Sleeping. In the years just before menopause and during post menopause, many women report having problems with sleep and feeling tired (NIA, 2015). Many feel it is the night sweats and hot flashes that lead to the difficulty with sleeping, but many women find it difficult to go back to sleep, once awakened (NIA, 2015). The chronic breaks in the sleep cycle lend itself to feeling tired, which can affect activities throughout the day (NIA, 2015). 


Sexuality. With hormonal changes associated with menopause come changes in sexuality. Some women have an increased desire for sexual intercourse, while others have decreased or no desire (NIA, 2015). 


Weight Gain. During this change in life, women find it difficult to lose weight and easier to gain weight. This is mostly due to the changes in physical composition (increase in fatty tissue and decrease in muscle mass) (NIA, 2015).


Menopause is a natural stage of life. It is not something that you must take medicine for. If your doctor says you are in the menopausal transition and the symptoms are not bothering you, you don’t have to do anything about them. If your symptoms are making you very uncomfortable, there are things you can do to relieve your discomfort. Your treatment should be chosen based on your own symptoms and health risks. What your sister or friend does may not be the right choice for you. Talk with your doctor about the best approach for you. Whatever approach you choose, if you decide to treat your menopausal symptoms, remember that it is not a permanent decision. At every checkup, talk with your doctor about your symptoms or concerns. Find out if there have been any new research findings or different treatments. If you are using menopausal hormone therapy, maybe you need a higher dose for more relief, or maybe you want to try a lower, perhaps safer dose. Discuss whether you still need to treat your menopausal symptoms.



National Institute of Aging. (2015). Signs of Menopausal Transition.
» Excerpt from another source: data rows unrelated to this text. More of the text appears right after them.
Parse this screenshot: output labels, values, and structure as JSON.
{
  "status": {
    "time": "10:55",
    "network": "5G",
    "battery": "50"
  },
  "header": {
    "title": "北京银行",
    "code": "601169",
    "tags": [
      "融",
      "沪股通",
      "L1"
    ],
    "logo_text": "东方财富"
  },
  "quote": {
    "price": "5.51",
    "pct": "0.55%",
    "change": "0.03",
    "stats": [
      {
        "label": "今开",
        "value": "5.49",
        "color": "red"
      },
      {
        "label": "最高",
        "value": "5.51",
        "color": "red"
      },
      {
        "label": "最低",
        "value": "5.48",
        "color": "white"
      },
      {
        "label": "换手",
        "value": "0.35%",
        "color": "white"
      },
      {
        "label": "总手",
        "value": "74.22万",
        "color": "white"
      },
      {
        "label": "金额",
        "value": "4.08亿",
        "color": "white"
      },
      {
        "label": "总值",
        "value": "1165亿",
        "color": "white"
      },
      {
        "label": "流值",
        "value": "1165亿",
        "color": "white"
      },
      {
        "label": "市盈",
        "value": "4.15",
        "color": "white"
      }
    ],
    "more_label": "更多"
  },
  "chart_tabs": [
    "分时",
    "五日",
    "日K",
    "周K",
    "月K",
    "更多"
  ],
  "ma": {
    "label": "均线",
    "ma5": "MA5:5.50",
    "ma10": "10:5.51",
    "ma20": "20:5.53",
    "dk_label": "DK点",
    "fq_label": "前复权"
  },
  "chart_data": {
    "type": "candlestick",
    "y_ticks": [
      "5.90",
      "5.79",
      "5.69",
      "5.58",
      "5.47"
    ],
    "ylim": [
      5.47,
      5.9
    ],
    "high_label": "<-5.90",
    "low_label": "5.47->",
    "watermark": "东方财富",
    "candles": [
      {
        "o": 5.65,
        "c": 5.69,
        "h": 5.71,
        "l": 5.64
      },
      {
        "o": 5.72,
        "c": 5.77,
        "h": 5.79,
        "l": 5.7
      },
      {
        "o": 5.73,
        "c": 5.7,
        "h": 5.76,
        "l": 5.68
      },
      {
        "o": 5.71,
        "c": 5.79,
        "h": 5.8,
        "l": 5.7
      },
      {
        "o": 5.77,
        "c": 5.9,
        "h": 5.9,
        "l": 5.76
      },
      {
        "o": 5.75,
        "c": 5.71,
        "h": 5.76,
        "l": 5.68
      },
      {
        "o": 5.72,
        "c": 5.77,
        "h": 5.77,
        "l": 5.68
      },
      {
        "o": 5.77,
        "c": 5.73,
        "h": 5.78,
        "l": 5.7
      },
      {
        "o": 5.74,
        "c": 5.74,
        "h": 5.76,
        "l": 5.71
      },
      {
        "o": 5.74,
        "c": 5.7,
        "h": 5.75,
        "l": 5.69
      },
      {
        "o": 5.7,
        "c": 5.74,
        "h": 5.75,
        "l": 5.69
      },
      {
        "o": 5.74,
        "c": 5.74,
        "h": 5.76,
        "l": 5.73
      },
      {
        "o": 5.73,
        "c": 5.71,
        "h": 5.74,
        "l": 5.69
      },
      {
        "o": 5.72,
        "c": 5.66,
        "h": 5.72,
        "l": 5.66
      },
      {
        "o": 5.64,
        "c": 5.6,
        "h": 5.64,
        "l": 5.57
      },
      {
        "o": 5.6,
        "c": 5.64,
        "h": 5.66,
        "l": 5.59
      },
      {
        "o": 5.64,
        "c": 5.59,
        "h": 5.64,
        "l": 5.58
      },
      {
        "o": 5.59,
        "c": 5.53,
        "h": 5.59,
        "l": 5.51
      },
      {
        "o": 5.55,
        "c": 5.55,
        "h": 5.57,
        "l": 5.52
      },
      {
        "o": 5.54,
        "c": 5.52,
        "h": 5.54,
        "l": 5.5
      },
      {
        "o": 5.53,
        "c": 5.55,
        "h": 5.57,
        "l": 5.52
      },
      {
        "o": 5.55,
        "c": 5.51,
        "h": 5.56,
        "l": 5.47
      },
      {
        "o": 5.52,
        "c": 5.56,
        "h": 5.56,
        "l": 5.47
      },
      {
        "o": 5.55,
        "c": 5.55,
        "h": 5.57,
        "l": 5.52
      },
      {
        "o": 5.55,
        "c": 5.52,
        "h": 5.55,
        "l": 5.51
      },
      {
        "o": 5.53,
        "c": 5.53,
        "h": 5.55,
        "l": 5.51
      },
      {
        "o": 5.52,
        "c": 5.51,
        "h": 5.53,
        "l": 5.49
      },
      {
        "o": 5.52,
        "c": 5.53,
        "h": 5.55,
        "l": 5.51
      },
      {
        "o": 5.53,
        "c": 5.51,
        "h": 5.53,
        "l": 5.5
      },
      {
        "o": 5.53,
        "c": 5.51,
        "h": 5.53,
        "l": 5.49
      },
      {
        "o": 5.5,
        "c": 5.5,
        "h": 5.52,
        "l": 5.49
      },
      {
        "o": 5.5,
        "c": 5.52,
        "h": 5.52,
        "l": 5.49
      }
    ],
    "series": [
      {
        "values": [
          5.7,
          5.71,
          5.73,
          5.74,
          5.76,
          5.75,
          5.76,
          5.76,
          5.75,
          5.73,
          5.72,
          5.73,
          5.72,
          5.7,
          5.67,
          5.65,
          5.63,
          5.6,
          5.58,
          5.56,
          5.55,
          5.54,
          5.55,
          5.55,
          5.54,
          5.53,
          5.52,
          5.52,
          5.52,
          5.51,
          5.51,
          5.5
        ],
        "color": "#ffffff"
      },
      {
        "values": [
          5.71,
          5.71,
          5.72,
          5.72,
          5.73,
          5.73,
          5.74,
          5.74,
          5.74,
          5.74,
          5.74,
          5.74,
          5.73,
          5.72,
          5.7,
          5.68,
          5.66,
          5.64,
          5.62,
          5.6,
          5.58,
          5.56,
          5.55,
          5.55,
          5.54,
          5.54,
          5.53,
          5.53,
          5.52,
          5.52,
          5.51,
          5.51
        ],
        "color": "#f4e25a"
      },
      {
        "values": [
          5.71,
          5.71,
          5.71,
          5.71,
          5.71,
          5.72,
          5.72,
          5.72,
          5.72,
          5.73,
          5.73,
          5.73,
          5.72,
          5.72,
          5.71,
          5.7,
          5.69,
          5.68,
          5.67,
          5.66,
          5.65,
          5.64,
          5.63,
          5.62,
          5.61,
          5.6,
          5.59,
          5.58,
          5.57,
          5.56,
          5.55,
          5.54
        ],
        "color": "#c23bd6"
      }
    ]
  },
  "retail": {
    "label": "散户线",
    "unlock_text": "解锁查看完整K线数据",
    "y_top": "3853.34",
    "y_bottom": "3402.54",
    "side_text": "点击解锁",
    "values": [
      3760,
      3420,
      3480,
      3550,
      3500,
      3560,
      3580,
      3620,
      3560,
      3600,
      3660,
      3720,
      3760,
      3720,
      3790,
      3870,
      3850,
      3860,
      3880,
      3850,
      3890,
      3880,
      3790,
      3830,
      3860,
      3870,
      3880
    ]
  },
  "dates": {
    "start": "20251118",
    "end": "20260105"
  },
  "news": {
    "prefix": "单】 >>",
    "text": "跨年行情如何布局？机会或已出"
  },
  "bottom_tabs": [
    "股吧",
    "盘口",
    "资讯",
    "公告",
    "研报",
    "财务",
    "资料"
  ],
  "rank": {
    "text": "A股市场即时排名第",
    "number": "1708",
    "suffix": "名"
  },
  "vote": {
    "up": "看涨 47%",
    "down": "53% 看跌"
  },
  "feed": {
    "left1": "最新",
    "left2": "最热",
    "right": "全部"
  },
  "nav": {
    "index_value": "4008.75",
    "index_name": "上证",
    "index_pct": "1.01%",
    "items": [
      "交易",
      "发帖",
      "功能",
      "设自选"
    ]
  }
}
Retrieved from https://www.nia.nih.gov/health/publication/menopause-time-change/signs-menopausal-transition